Start of Block

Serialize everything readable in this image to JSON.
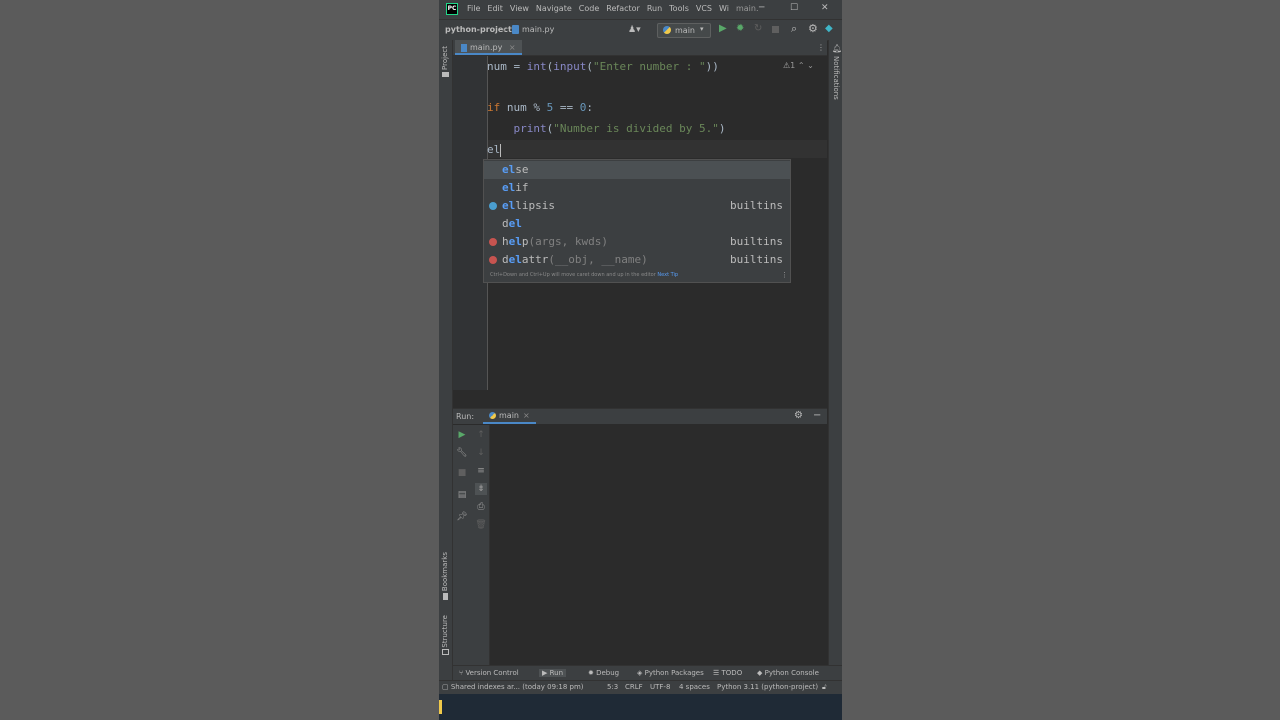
{
  "title_bar": {
    "menu": [
      "File",
      "Edit",
      "View",
      "Navigate",
      "Code",
      "Refactor",
      "Run",
      "Tools",
      "VCS",
      "Wi",
      "main."
    ],
    "minimize": "─",
    "maximize": "☐",
    "close": "✕"
  },
  "nav_bar": {
    "project": "python-project",
    "file": "main.py",
    "run_config": "main"
  },
  "left_strip": {
    "project": "Project",
    "bookmarks": "Bookmarks",
    "structure": "Structure"
  },
  "right_strip": {
    "notifications": "Notifications"
  },
  "editor": {
    "tab_label": "main.py",
    "inspection_count": "1",
    "lines": {
      "l1": {
        "a": "num = ",
        "b": "int",
        "c": "(",
        "d": "input",
        "e": "(",
        "f": "\"Enter number : \"",
        "g": "))"
      },
      "l3": {
        "kw": "if",
        "a": " num % ",
        "n1": "5",
        "b": " == ",
        "n2": "0",
        "c": ":"
      },
      "l4": {
        "indent": "    ",
        "fn": "print",
        "a": "(",
        "s": "\"Number is divided by 5.\"",
        "b": ")"
      },
      "l5": {
        "typed": "el"
      }
    }
  },
  "completion": {
    "items": [
      {
        "hl": "el",
        "rest": "se",
        "params": "",
        "source": ""
      },
      {
        "hl": "el",
        "rest": "if",
        "params": "",
        "source": ""
      },
      {
        "hl": "el",
        "rest": "lipsis",
        "params": "",
        "source": "builtins"
      },
      {
        "pre": "d",
        "hl": "el",
        "rest": "",
        "params": "",
        "source": ""
      },
      {
        "pre": "h",
        "hl": "el",
        "rest": "p",
        "params": "(args, kwds)",
        "source": "builtins"
      },
      {
        "pre": "d",
        "hl": "el",
        "rest": "attr",
        "params": "(__obj, __name)",
        "source": "builtins"
      }
    ],
    "tip": "Ctrl+Down and Ctrl+Up will move caret down and up in the editor",
    "tip_link": "Next Tip",
    "colors": {
      "ellipsis": "#4a9ecf",
      "function": "#c75450"
    }
  },
  "run_panel": {
    "label": "Run:",
    "tab": "main"
  },
  "bottom_tabs": [
    "Version Control",
    "Run",
    "Debug",
    "Python Packages",
    "TODO",
    "Python Console"
  ],
  "status_bar": {
    "message": "Shared indexes ar... (today 09:18 pm)",
    "position": "5:3",
    "line_sep": "CRLF",
    "encoding": "UTF-8",
    "indent": "4 spaces",
    "interpreter": "Python 3.11 (python-project)"
  }
}
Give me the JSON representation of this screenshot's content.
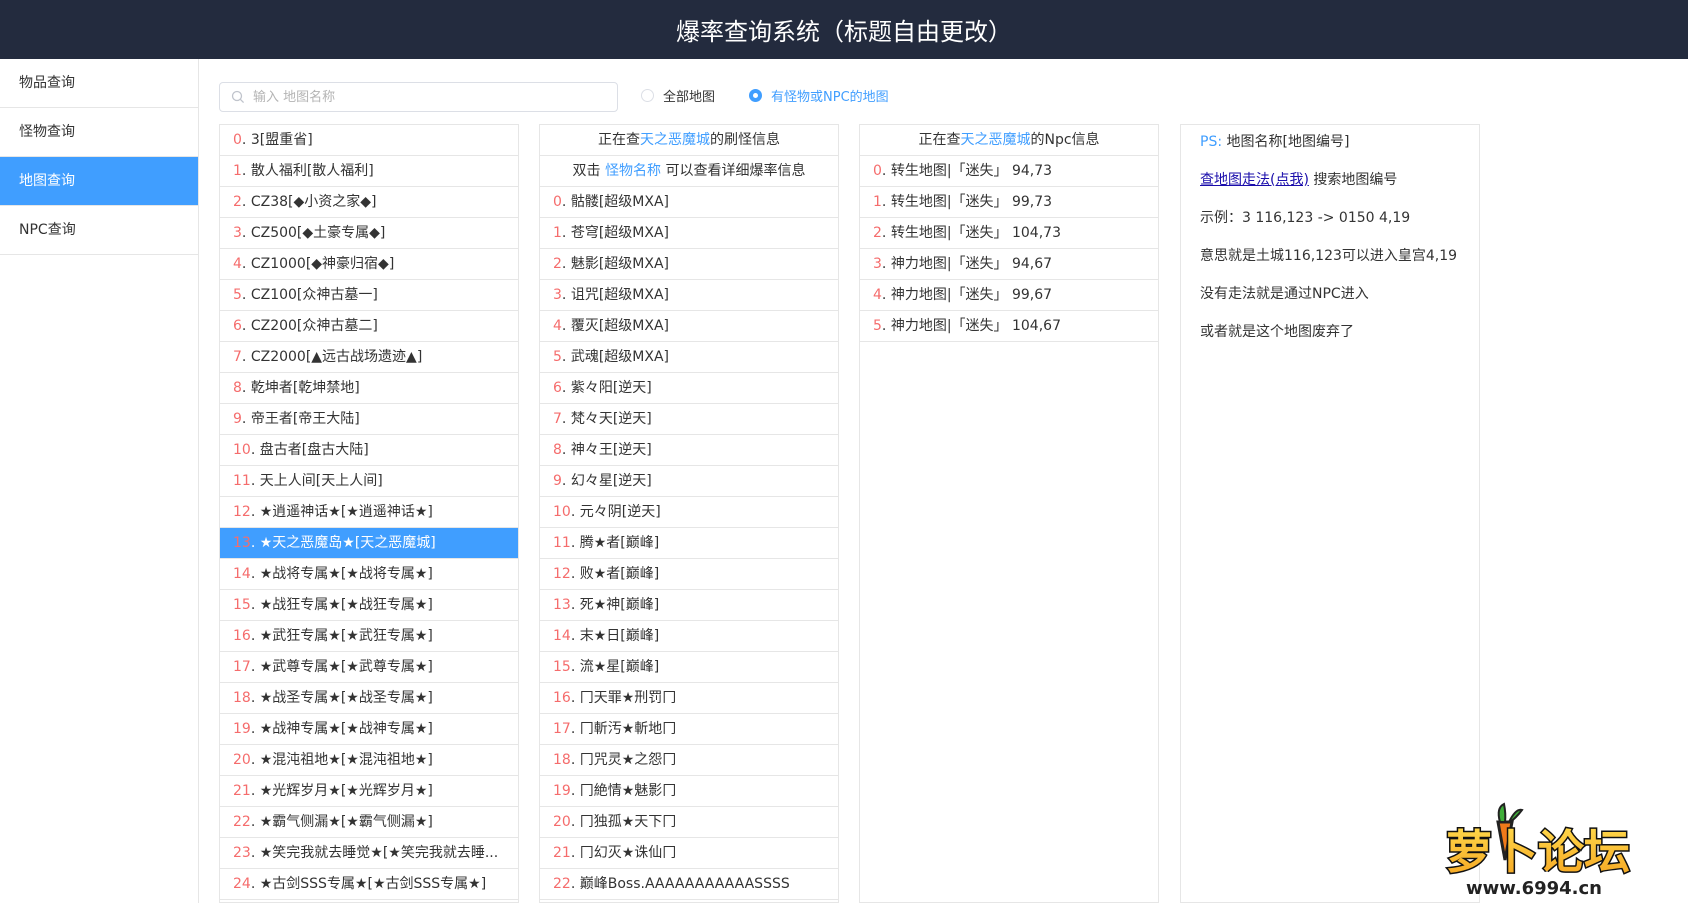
{
  "header": {
    "title": "爆率查询系统（标题自由更改）"
  },
  "sidebar": {
    "items": [
      "物品查询",
      "怪物查询",
      "地图查询",
      "NPC查询"
    ]
  },
  "search": {
    "placeholder": "输入 地图名称"
  },
  "filters": {
    "all": "全部地图",
    "with_monsters": "有怪物或NPC的地图"
  },
  "maps": [
    "3[盟重省]",
    "散人福利[散人福利]",
    "CZ38[◆小资之家◆]",
    "CZ500[◆土豪专属◆]",
    "CZ1000[◆神豪归宿◆]",
    "CZ100[众神古墓一]",
    "CZ200[众神古墓二]",
    "CZ2000[▲远古战场遗迹▲]",
    "乾坤者[乾坤禁地]",
    "帝王者[帝王大陆]",
    "盘古者[盘古大陆]",
    "天上人间[天上人间]",
    "★逍遥神话★[★逍遥神话★]",
    "★天之恶魔岛★[天之恶魔城]",
    "★战将专属★[★战将专属★]",
    "★战狂专属★[★战狂专属★]",
    "★武狂专属★[★武狂专属★]",
    "★武尊专属★[★武尊专属★]",
    "★战圣专属★[★战圣专属★]",
    "★战神专属★[★战神专属★]",
    "★混沌祖地★[★混沌祖地★]",
    "★光辉岁月★[★光辉岁月★]",
    "★霸气侧漏★[★霸气侧漏★]",
    "★笑完我就去睡觉★[★笑完我就去睡...",
    "★古剑SSS专属★[★古剑SSS专属★]"
  ],
  "monster_panel": {
    "prefix": "正在查",
    "map_name": "天之恶魔城",
    "suffix": "的刷怪信息",
    "hint_before": "双击 ",
    "hint_link": "怪物名称",
    "hint_after": " 可以查看详细爆率信息"
  },
  "monsters": [
    "骷髅[超级MXA]",
    "苍穹[超级MXA]",
    "魅影[超级MXA]",
    "诅咒[超级MXA]",
    "覆灭[超级MXA]",
    "武魂[超级MXA]",
    "紫々阳[逆天]",
    "梵々天[逆天]",
    "神々王[逆天]",
    "幻々星[逆天]",
    "元々阴[逆天]",
    "腾★者[巅峰]",
    "败★者[巅峰]",
    "死★神[巅峰]",
    "末★日[巅峰]",
    "流★星[巅峰]",
    "冂天罪★刑罚冂",
    "冂斬汚★斬地冂",
    "冂咒灵★之怨冂",
    "冂絶情★魅影冂",
    "冂独孤★天下冂",
    "冂幻灭★诛仙冂",
    "巅峰Boss.AAAAAAAAAAASSSS"
  ],
  "npc_panel": {
    "prefix": "正在查",
    "map_name": "天之恶魔城",
    "suffix": "的Npc信息"
  },
  "npcs": [
    "转生地图|「迷失」 94,73",
    "转生地图|「迷失」 99,73",
    "转生地图|「迷失」 104,73",
    "神力地图|「迷失」 94,67",
    "神力地图|「迷失」 99,67",
    "神力地图|「迷失」 104,67"
  ],
  "ps": {
    "label": "PS:",
    "format": " 地图名称[地图编号]",
    "link": "查地图走法(点我)",
    "link_after": " 搜索地图编号",
    "example": "示例：3 116,123 -> 0150 4,19",
    "meaning": "意思就是土城116,123可以进入皇宫4,19",
    "no_route": "没有走法就是通过NPC进入",
    "abandoned": "或者就是这个地图废弃了"
  },
  "watermark": {
    "text": "萝卜论坛",
    "url": "www.6994.cn"
  },
  "colors": {
    "accent": "#409eff",
    "index": "#f56c6c",
    "header_bg": "#232b3e"
  },
  "selected_map_index": 13
}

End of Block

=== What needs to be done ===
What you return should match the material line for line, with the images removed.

=== Solution to the exercise ===
Serialize everything readable in this image to JSON.
{
  "title_bar": {
    "menu": [
      "File",
      "Edit",
      "View",
      "Navigate",
      "Code",
      "Refactor",
      "Run",
      "Tools",
      "VCS",
      "Wi",
      "main."
    ],
    "minimize": "─",
    "maximize": "☐",
    "close": "✕"
  },
  "nav_bar": {
    "project": "python-project",
    "file": "main.py",
    "run_config": "main"
  },
  "left_strip": {
    "project": "Project",
    "bookmarks": "Bookmarks",
    "structure": "Structure"
  },
  "right_strip": {
    "notifications": "Notifications"
  },
  "editor": {
    "tab_label": "main.py",
    "inspection_count": "1",
    "lines": {
      "l1": {
        "a": "num = ",
        "b": "int",
        "c": "(",
        "d": "input",
        "e": "(",
        "f": "\"Enter number : \"",
        "g": "))"
      },
      "l3": {
        "kw": "if",
        "a": " num % ",
        "n1": "5",
        "b": " == ",
        "n2": "0",
        "c": ":"
      },
      "l4": {
        "indent": "    ",
        "fn": "print",
        "a": "(",
        "s": "\"Number is divided by 5.\"",
        "b": ")"
      },
      "l5": {
        "typed": "el"
      }
    }
  },
  "completion": {
    "items": [
      {
        "hl": "el",
        "rest": "se",
        "params": "",
        "source": ""
      },
      {
        "hl": "el",
        "rest": "if",
        "params": "",
        "source": ""
      },
      {
        "hl": "el",
        "rest": "lipsis",
        "params": "",
        "source": "builtins"
      },
      {
        "pre": "d",
        "hl": "el",
        "rest": "",
        "params": "",
        "source": ""
      },
      {
        "pre": "h",
        "hl": "el",
        "rest": "p",
        "params": "(args, kwds)",
        "source": "builtins"
      },
      {
        "pre": "d",
        "hl": "el",
        "rest": "attr",
        "params": "(__obj, __name)",
        "source": "builtins"
      }
    ],
    "tip": "Ctrl+Down and Ctrl+Up will move caret down and up in the editor",
    "tip_link": "Next Tip",
    "colors": {
      "ellipsis": "#4a9ecf",
      "function": "#c75450"
    }
  },
  "run_panel": {
    "label": "Run:",
    "tab": "main"
  },
  "bottom_tabs": [
    "Version Control",
    "Run",
    "Debug",
    "Python Packages",
    "TODO",
    "Python Console"
  ],
  "status_bar": {
    "message": "Shared indexes ar... (today 09:18 pm)",
    "position": "5:3",
    "line_sep": "CRLF",
    "encoding": "UTF-8",
    "indent": "4 spaces",
    "interpreter": "Python 3.11 (python-project)"
  }
}
Give me the JSON representation of this screenshot's content.
{
  "header": {
    "title": "爆率查询系统（标题自由更改）"
  },
  "sidebar": {
    "items": [
      "物品查询",
      "怪物查询",
      "地图查询",
      "NPC查询"
    ]
  },
  "search": {
    "placeholder": "输入 地图名称"
  },
  "filters": {
    "all": "全部地图",
    "with_monsters": "有怪物或NPC的地图"
  },
  "maps": [
    "3[盟重省]",
    "散人福利[散人福利]",
    "CZ38[◆小资之家◆]",
    "CZ500[◆土豪专属◆]",
    "CZ1000[◆神豪归宿◆]",
    "CZ100[众神古墓一]",
    "CZ200[众神古墓二]",
    "CZ2000[▲远古战场遗迹▲]",
    "乾坤者[乾坤禁地]",
    "帝王者[帝王大陆]",
    "盘古者[盘古大陆]",
    "天上人间[天上人间]",
    "★逍遥神话★[★逍遥神话★]",
    "★天之恶魔岛★[天之恶魔城]",
    "★战将专属★[★战将专属★]",
    "★战狂专属★[★战狂专属★]",
    "★武狂专属★[★武狂专属★]",
    "★武尊专属★[★武尊专属★]",
    "★战圣专属★[★战圣专属★]",
    "★战神专属★[★战神专属★]",
    "★混沌祖地★[★混沌祖地★]",
    "★光辉岁月★[★光辉岁月★]",
    "★霸气侧漏★[★霸气侧漏★]",
    "★笑完我就去睡觉★[★笑完我就去睡...",
    "★古剑SSS专属★[★古剑SSS专属★]"
  ],
  "monster_panel": {
    "prefix": "正在查",
    "map_name": "天之恶魔城",
    "suffix": "的刷怪信息",
    "hint_before": "双击 ",
    "hint_link": "怪物名称",
    "hint_after": " 可以查看详细爆率信息"
  },
  "monsters": [
    "骷髅[超级MXA]",
    "苍穹[超级MXA]",
    "魅影[超级MXA]",
    "诅咒[超级MXA]",
    "覆灭[超级MXA]",
    "武魂[超级MXA]",
    "紫々阳[逆天]",
    "梵々天[逆天]",
    "神々王[逆天]",
    "幻々星[逆天]",
    "元々阴[逆天]",
    "腾★者[巅峰]",
    "败★者[巅峰]",
    "死★神[巅峰]",
    "末★日[巅峰]",
    "流★星[巅峰]",
    "冂天罪★刑罚冂",
    "冂斬汚★斬地冂",
    "冂咒灵★之怨冂",
    "冂絶情★魅影冂",
    "冂独孤★天下冂",
    "冂幻灭★诛仙冂",
    "巅峰Boss.AAAAAAAAAAASSSS"
  ],
  "npc_panel": {
    "prefix": "正在查",
    "map_name": "天之恶魔城",
    "suffix": "的Npc信息"
  },
  "npcs": [
    "转生地图|「迷失」 94,73",
    "转生地图|「迷失」 99,73",
    "转生地图|「迷失」 104,73",
    "神力地图|「迷失」 94,67",
    "神力地图|「迷失」 99,67",
    "神力地图|「迷失」 104,67"
  ],
  "ps": {
    "label": "PS:",
    "format": " 地图名称[地图编号]",
    "link": "查地图走法(点我)",
    "link_after": " 搜索地图编号",
    "example": "示例：3 116,123 -> 0150 4,19",
    "meaning": "意思就是土城116,123可以进入皇宫4,19",
    "no_route": "没有走法就是通过NPC进入",
    "abandoned": "或者就是这个地图废弃了"
  },
  "watermark": {
    "text": "萝卜论坛",
    "url": "www.6994.cn"
  },
  "colors": {
    "accent": "#409eff",
    "index": "#f56c6c",
    "header_bg": "#232b3e"
  },
  "selected_map_index": 13
}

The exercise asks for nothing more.